Sometimes you just forget what you have tucked in the garage. I have been trying to get shots of the hummingbirds in our back yard and more recently shot a little video with the DSLR. Then it occurred to me that they might be wary of people but not of inanimate objects. Why not stick a camera on a post right next to the feeder.
While it hasn’t had much use recently, I have a GoPro (or two). I have an adaptor that would sit on top of a lighting stand which is plenty tall enough to get up to the height of the feeder. Moreover, I can control it all remotely using a phone/tablet including a live video feed. I sat indoors with the iPad on watching for movement on screen while doing other things. As soon as one appeared, a press of the button and they were being recorded. The initial attempts failed until I remembered to switch off the beeps and the LEDs that flash during recording. After that it was easy. The results were rather pleasing.
My obsession/interest in photographing the hummingbirds in our back garden has continued. I mentioned my poor early attempts in this post but things have gradually been improving. I have decided to compromise on quality a bit by shooting from indoors. The birds are clearly not enthusiastic about me being there with the camera so I decided that shooting through the window was an alternative. Obviously double glazed windows are not optically ideal but they are surprisingly good it seems. This has allowed me to get a number of shots I am a lot happier with.
One thing that I have seen much more of when shooting from this location is the way in which the color of the feathers varies so dramatically depending on the angle to the light. The birds normally look very gray. The backs can start to be green when the light strikes at the right angle but the most dramatic changes are for the head and throat. Here a gray feather can suddenly transition to a pink of bright red. It only takes a very small change in angle for this to become apparent.
We put up a hummingbird feeder on our deck this year. We also had some hanging baskets and were hoping that they would be attracted. Initially, the plants were their focus but they soon decided that they liked the feeder too. We could be sitting out there happily chatting away as the birds came and went. However, if I brought the camera out, they suddenly become awfully shy. Photos of a bit of a head or a wing behind the feeder were the norm. The shutter sound also seems to have a negative effect.
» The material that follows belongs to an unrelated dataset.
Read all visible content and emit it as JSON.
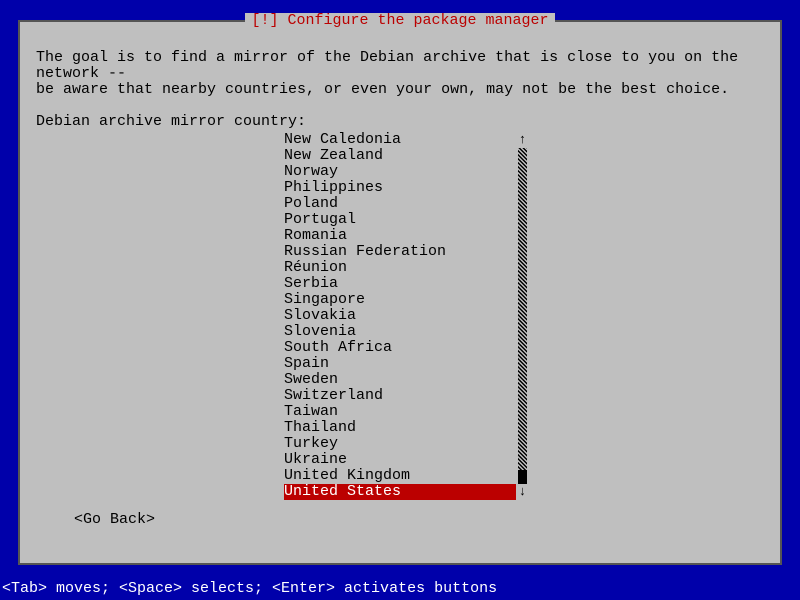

However, I have got a couple of close attempts. One day I shall devote some time to trying to get decent shots but I was more intent on enjoying the summer days than photographing the birds.